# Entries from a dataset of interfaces

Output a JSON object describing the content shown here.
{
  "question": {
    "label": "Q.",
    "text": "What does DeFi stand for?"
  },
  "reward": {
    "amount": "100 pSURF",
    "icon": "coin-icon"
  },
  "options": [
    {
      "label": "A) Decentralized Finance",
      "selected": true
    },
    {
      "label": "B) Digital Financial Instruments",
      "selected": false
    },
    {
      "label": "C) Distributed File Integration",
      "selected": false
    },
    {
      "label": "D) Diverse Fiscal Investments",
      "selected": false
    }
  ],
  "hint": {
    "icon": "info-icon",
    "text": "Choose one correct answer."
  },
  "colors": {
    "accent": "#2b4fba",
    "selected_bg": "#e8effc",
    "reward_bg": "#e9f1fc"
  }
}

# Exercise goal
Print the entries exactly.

# Response box
Output a JSON object describing the content shown here.
{
  "question": {
    "label": "Q.",
    "text": "What does DeFi stand for?"
  },
  "reward": {
    "amount": "100 pSURF",
    "icon": "coin-icon"
  },
  "options": [
    {
      "label": "A) Decentralized Finance",
      "selected": true
    },
    {
      "label": "B) Digital Financial Instruments",
      "selected": false
    },
    {
      "label": "C) Distributed File Integration",
      "selected": false
    },
    {
      "label": "D) Diverse Fiscal Investments",
      "selected": false
    }
  ],
  "hint": {
    "icon": "info-icon",
    "text": "Choose one correct answer."
  },
  "colors": {
    "accent": "#2b4fba",
    "selected_bg": "#e8effc",
    "reward_bg": "#e9f1fc"
  }
}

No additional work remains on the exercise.